Last month Pinkerton Road treated Gabriel Knight fans with an introductory peek at Temptation, a graphic novel series that will be releasing its third and final chapter in the next few weeks. The first installment saw Gabriel returning to his supernatural obligations as a Schattenjäger (‘Shadow Hunter’) after the events of the third game. This assignment takes Gabriel to Germany’s Black Forest, in a small (real!) town named Wolfach.
• Writer: Jane Jensen
• Artist: Elisa Pavinato
• Cover Artist: Kim Sokol, Bruce Brenneise
• Publisher: Pinkerton Road Studio
• Release Date: Available Now
At the close of Chapter 1, Gabriel had chased a sinister cloaked figure in the midst of night through the forest until it disappeared outside a small, isolated dwelling. So, we’re left with some questions – what is this creature that seems to have inflicted a mystical sickness upon Jan Josef’s guesthouse, a German man who we’ve yet to actually see in the comic? Who lives in this foggy cabin, hidden in the middle of the woods?
The latter question is answered straight away in Chapter 2, as Gabriel’s attempts at stealth are… Well, terrible.
“Not that one again.” Clearly, the elderly Frau is familiar with this cloaked spectacle, enough to invite Gabriel inside her home for a cup of tea.
The reader is granted insight into Gabriel’s thoughts, valuable in grounding this (so far) fairly standard supernatural narrative within the character’s life and past. Gabriel Knight is a fantastic protagonist; he might not transcend the stereotype of the sardonic womanizer or ever change out of his blue jeans and trench coat, but that’s what makes him a classic character of ’90s adventure gaming. ‘The job is making you nuts’ he remarks to himself, accompanied by a wonderful illustrated close-up of his eyes – one familiar, the other oddly animalistic. I mentioned in my review of Chapter 1 that the witty, sarcastic quips should always be present in any Gabriel Knight adventure, yet the more sinister and self-destructive element of his character is perhaps just as important. The weight of being the only Schattenjäger out there is evident, which is great.
I’ll be the first to admit my knowledge of comic-books is fairly mediocre, yet the graphic layout of this comic is immediately noticeable. Maybe it’s the fact the imagery works so well with the eerie conversations; the reader is placed in the scene with Gabriel, drinking tea and discussing soul eaters and witches (amongst other pleasantries) whilst these purely uncanny images are projected in the background, providing more than one layer of supernatural intrigue.
Chapter 2 leaves us on a much more substantial cliffhanger than the first, followed by a not-so-shocking revelation. This is a clever ploy, actually. Gabriel realises that his tea-drinking session with Frau Tourney might be a little too rosy, which I’m sure the majority of readers can also sense (not to put down the confrontation, which is nothing less than vibrantly grisly). However, the unexpected does occurs when a dark-haired stranger appears in the corner of the room.

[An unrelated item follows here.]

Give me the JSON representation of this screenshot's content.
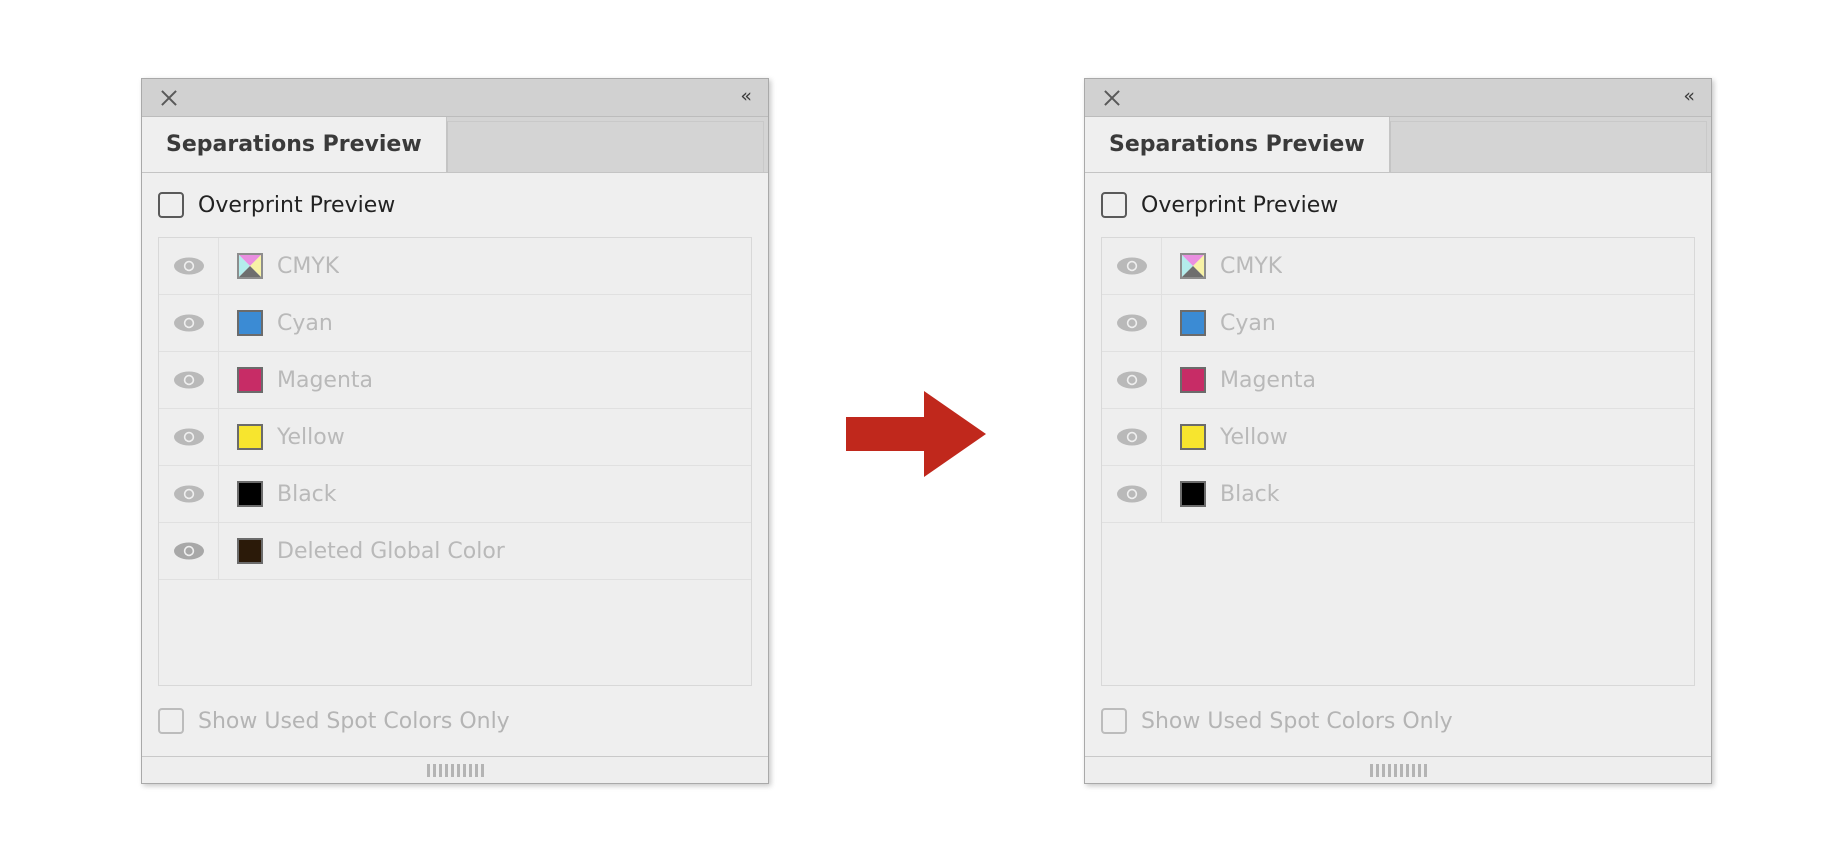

Sadly, Gabriel’s sarcastic humour takes a backseat in this chapter, with focus instead on his inherent nature – that of the Shadow Hunter, which seems to have some unsettling connotations of its own. It’s a shame this comic will be concluded with only one more chapter; the art-style is really quite gorgeous, conveying the mood that Jane Jensen’s stories are always filled with.